USB-C connectors are also backward compatible with USB 3.0, USB 2.0, and USB 4 ports. Besides, you can use adapters to connect USB-C devices to HDMI or VGA ports. And it’s compatible with next-gen consoles like the Xbox Series X, Nintendo Switch, and PS5.
The USB 3 is compatible with older USB versions, including USB 1.1 and USB 2.0. However, when a USB 2.0 device is plugged into a USB 3.0 port, it works with the speed of the USB 2.0 protocol. This is because the USB 2.0 connector has four wires and the USB 3.0 port has eight wires, so data and power can’t be transferred at speeds that are higher than what the USB 2.0 can handle.
Functionality or Performance
The USB-C connector has a bi-directional charging capacity, where upward and downward charging is supported. It means that you can use USB-C cables to charge either host or peripheral devices. It also supports high-speed data transfer and more power output than USB 3 because of the USB Power Delivery technology.
USB-C’s high-end features, like Thunderbolt 3, also enable faster data transfer speeds of up to 40 Gbps. Although both the USB-C and USB 3 connectors support video output, the USB-C is a better choice for graphic cards and high-powered processors thanks to its high power capacity (100 W vs 4.5 W) and faster data transfer rates (maximum 40 Gbps vs. 10 Gbps).
You can use a USB-C cable to connect devices like 8K displays and external storage drives and enjoy incredibly high speeds. For this reason, you pack away your HDMI cable and start using USB-C because it can connect to high-end displays.
USB-C vs. USB 3: 6 Must-Know Facts
- USB-C is a newer type of USB cable that is becoming more common in modern-day devices.
- USB-C cables can deliver up to 100 watts of power, which is sufficient to charge laptops and other high-power devices.
- The USB-C connector has a bi-directional charging capacity, where upward and downward charging is supported.
- Both the USB-C and USB 3 connectors support video output.
- USB 3 cables are more common in older devices and are compatible with a variety of other USB ports.
- There are various generations of the USB 3, which support a high data transfer rate of up to 20 Gbps.
USB-C vs. USB 3: Which One Is Better?

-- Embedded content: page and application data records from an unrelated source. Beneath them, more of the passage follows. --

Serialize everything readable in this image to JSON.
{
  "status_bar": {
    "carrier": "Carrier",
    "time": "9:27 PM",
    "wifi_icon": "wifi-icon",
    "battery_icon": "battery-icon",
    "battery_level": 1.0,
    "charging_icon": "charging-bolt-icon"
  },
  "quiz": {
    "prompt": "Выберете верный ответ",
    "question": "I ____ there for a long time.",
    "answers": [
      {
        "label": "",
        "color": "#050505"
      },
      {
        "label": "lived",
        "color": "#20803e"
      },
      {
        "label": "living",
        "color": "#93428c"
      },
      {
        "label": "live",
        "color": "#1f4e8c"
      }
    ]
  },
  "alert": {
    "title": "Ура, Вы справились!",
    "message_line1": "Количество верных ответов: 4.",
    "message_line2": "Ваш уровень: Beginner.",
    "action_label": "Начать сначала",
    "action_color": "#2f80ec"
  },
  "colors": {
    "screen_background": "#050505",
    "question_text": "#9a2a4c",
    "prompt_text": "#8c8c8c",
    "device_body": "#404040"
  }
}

Which One Should You Use?
Straight off the bat, USB-C is the better technology. It’s newer and has all the bells and whistles needed for the technology of the future. When purchasing a new USB-C cable, you must be sure to check that the port on your device supports the USB-C connectors.
The USB-C connector is becoming more common on newer consumer electronic devices, including smartphones, cameras, industrial PCs, laptops, and gaming consoles. For example, Apple’s MacBooks and a few Chromebook laptops already have USB-C for data transfer, charging, and video output.
Another reason why USB-C is better than USB 3 is that it can substitute HDMI cables because it handles high-definition video output. Besides, it supports up to 100 watts of power output when combined with the USB Power Delivery technology to enable fast charging.
USB 3 is decades old and compatible with older ports and devices and might soon be outdated. It’s also slower and has a lower power capacity than USB-C, which will in the future be available on all the devices that currently rely on USB 3. These include flash drives, external hard drives, PCs, monitors, gaming consoles, power banks, smartphones, and tablets.